YOUR OBJECTIVE ->
Repeat the data below exactly. Include each line.

Start of MATERIALS PROVIDED

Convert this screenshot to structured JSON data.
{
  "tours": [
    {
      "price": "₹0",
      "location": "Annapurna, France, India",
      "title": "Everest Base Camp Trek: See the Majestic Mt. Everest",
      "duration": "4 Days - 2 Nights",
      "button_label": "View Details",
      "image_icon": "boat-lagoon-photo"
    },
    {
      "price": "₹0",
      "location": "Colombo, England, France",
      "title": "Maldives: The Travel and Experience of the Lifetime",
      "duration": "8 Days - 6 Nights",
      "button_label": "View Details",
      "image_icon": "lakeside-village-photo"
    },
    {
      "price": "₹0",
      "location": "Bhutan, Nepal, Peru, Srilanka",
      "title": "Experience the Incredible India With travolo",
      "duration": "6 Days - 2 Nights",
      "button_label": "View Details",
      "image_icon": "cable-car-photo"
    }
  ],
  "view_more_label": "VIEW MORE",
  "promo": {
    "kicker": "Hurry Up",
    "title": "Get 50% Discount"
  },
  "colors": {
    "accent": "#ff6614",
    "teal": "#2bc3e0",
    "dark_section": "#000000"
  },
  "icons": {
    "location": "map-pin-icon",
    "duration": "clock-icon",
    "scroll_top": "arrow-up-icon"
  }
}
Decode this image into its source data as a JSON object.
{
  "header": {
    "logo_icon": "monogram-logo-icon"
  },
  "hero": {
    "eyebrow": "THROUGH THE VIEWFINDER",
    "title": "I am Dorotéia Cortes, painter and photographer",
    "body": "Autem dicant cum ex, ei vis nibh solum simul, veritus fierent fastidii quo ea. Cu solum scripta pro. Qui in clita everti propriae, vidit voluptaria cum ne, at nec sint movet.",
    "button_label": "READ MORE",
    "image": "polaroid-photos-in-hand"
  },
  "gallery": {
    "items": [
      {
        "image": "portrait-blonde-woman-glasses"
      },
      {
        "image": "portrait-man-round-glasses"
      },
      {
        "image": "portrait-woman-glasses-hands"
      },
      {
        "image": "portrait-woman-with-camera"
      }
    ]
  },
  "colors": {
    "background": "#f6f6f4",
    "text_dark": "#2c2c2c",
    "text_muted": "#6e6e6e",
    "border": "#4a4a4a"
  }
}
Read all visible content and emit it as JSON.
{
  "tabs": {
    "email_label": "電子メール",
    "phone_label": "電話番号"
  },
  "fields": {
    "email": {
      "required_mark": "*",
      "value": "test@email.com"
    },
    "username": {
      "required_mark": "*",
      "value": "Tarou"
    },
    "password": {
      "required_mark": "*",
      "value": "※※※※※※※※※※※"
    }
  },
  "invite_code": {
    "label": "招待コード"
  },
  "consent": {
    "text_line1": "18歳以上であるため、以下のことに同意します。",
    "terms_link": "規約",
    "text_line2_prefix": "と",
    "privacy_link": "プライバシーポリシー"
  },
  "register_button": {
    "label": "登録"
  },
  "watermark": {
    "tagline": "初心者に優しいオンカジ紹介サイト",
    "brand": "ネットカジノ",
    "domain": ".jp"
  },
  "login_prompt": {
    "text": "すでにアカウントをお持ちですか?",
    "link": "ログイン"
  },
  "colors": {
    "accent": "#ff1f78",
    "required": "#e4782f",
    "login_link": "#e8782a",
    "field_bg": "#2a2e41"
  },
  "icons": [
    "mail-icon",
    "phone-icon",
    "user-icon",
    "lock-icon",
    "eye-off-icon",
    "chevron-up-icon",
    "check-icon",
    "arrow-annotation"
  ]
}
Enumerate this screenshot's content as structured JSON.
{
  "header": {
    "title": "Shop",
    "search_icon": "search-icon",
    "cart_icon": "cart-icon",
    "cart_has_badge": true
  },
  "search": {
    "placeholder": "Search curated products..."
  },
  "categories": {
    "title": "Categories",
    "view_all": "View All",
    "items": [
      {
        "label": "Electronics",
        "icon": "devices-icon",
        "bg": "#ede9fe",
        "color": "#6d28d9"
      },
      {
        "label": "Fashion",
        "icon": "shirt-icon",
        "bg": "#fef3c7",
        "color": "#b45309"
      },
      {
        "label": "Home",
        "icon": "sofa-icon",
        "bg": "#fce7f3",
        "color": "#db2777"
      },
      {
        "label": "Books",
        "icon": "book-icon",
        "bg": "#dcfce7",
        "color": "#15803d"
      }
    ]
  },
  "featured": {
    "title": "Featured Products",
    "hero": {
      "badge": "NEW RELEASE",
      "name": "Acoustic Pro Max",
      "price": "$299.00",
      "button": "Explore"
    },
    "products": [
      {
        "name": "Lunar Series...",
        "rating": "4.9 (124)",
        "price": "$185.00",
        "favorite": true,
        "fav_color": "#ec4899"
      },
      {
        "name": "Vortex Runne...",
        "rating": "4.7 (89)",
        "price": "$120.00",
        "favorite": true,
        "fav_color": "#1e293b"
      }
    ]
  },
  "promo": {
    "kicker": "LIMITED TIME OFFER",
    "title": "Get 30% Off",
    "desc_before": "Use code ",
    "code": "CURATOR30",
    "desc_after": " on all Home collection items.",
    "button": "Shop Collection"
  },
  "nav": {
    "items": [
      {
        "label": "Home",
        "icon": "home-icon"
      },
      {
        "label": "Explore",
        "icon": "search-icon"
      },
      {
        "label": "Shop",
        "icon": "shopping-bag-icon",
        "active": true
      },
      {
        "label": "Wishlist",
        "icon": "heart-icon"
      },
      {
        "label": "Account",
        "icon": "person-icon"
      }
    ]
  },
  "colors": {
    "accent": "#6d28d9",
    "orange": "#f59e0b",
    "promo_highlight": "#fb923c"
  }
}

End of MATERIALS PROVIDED

FINISHED TASK ->
Convert this screenshot to structured JSON data.
{
  "tours": [
    {
      "price": "₹0",
      "location": "Annapurna, France, India",
      "title": "Everest Base Camp Trek: See the Majestic Mt. Everest",
      "duration": "4 Days - 2 Nights",
      "button_label": "View Details",
      "image_icon": "boat-lagoon-photo"
    },
    {
      "price": "₹0",
      "location": "Colombo, England, France",
      "title": "Maldives: The Travel and Experience of the Lifetime",
      "duration": "8 Days - 6 Nights",
      "button_label": "View Details",
      "image_icon": "lakeside-village-photo"
    },
    {
      "price": "₹0",
      "location": "Bhutan, Nepal, Peru, Srilanka",
      "title": "Experience the Incredible India With travolo",
      "duration": "6 Days - 2 Nights",
      "button_label": "View Details",
      "image_icon": "cable-car-photo"
    }
  ],
  "view_more_label": "VIEW MORE",
  "promo": {
    "kicker": "Hurry Up",
    "title": "Get 50% Discount"
  },
  "colors": {
    "accent": "#ff6614",
    "teal": "#2bc3e0",
    "dark_section": "#000000"
  },
  "icons": {
    "location": "map-pin-icon",
    "duration": "clock-icon",
    "scroll_top": "arrow-up-icon"
  }
}
Decode this image into its source data as a JSON object.
{
  "header": {
    "logo_icon": "monogram-logo-icon"
  },
  "hero": {
    "eyebrow": "THROUGH THE VIEWFINDER",
    "title": "I am Dorotéia Cortes, painter and photographer",
    "body": "Autem dicant cum ex, ei vis nibh solum simul, veritus fierent fastidii quo ea. Cu solum scripta pro. Qui in clita everti propriae, vidit voluptaria cum ne, at nec sint movet.",
    "button_label": "READ MORE",
    "image": "polaroid-photos-in-hand"
  },
  "gallery": {
    "items": [
      {
        "image": "portrait-blonde-woman-glasses"
      },
      {
        "image": "portrait-man-round-glasses"
      },
      {
        "image": "portrait-woman-glasses-hands"
      },
      {
        "image": "portrait-woman-with-camera"
      }
    ]
  },
  "colors": {
    "background": "#f6f6f4",
    "text_dark": "#2c2c2c",
    "text_muted": "#6e6e6e",
    "border": "#4a4a4a"
  }
}
Read all visible content and emit it as JSON.
{
  "tabs": {
    "email_label": "電子メール",
    "phone_label": "電話番号"
  },
  "fields": {
    "email": {
      "required_mark": "*",
      "value": "test@email.com"
    },
    "username": {
      "required_mark": "*",
      "value": "Tarou"
    },
    "password": {
      "required_mark": "*",
      "value": "※※※※※※※※※※※"
    }
  },
  "invite_code": {
    "label": "招待コード"
  },
  "consent": {
    "text_line1": "18歳以上であるため、以下のことに同意します。",
    "terms_link": "規約",
    "text_line2_prefix": "と",
    "privacy_link": "プライバシーポリシー"
  },
  "register_button": {
    "label": "登録"
  },
  "watermark": {
    "tagline": "初心者に優しいオンカジ紹介サイト",
    "brand": "ネットカジノ",
    "domain": ".jp"
  },
  "login_prompt": {
    "text": "すでにアカウントをお持ちですか?",
    "link": "ログイン"
  },
  "colors": {
    "accent": "#ff1f78",
    "required": "#e4782f",
    "login_link": "#e8782a",
    "field_bg": "#2a2e41"
  },
  "icons": [
    "mail-icon",
    "phone-icon",
    "user-icon",
    "lock-icon",
    "eye-off-icon",
    "chevron-up-icon",
    "check-icon",
    "arrow-annotation"
  ]
}
Enumerate this screenshot's content as structured JSON.
{
  "header": {
    "title": "Shop",
    "search_icon": "search-icon",
    "cart_icon": "cart-icon",
    "cart_has_badge": true
  },
  "search": {
    "placeholder": "Search curated products..."
  },
  "categories": {
    "title": "Categories",
    "view_all": "View All",
    "items": [
      {
        "label": "Electronics",
        "icon": "devices-icon",
        "bg": "#ede9fe",
        "color": "#6d28d9"
      },
      {
        "label": "Fashion",
        "icon": "shirt-icon",
        "bg": "#fef3c7",
        "color": "#b45309"
      },
      {
        "label": "Home",
        "icon": "sofa-icon",
        "bg": "#fce7f3",
        "color": "#db2777"
      },
      {
        "label": "Books",
        "icon": "book-icon",
        "bg": "#dcfce7",
        "color": "#15803d"
      }
    ]
  },
  "featured": {
    "title": "Featured Products",
    "hero": {
      "badge": "NEW RELEASE",
      "name": "Acoustic Pro Max",
      "price": "$299.00",
      "button": "Explore"
    },
    "products": [
      {
        "name": "Lunar Series...",
        "rating": "4.9 (124)",
        "price": "$185.00",
        "favorite": true,
        "fav_color": "#ec4899"
      },
      {
        "name": "Vortex Runne...",
        "rating": "4.7 (89)",
        "price": "$120.00",
        "favorite": true,
        "fav_color": "#1e293b"
      }
    ]
  },
  "promo": {
    "kicker": "LIMITED TIME OFFER",
    "title": "Get 30% Off",
    "desc_before": "Use code ",
    "code": "CURATOR30",
    "desc_after": " on all Home collection items.",
    "button": "Shop Collection"
  },
  "nav": {
    "items": [
      {
        "label": "Home",
        "icon": "home-icon"
      },
      {
        "label": "Explore",
        "icon": "search-icon"
      },
      {
        "label": "Shop",
        "icon": "shopping-bag-icon",
        "active": true
      },
      {
        "label": "Wishlist",
        "icon": "heart-icon"
      },
      {
        "label": "Account",
        "icon": "person-icon"
      }
    ]
  },
  "colors": {
    "accent": "#6d28d9",
    "orange": "#f59e0b",
    "promo_highlight": "#fb923c"
  }
}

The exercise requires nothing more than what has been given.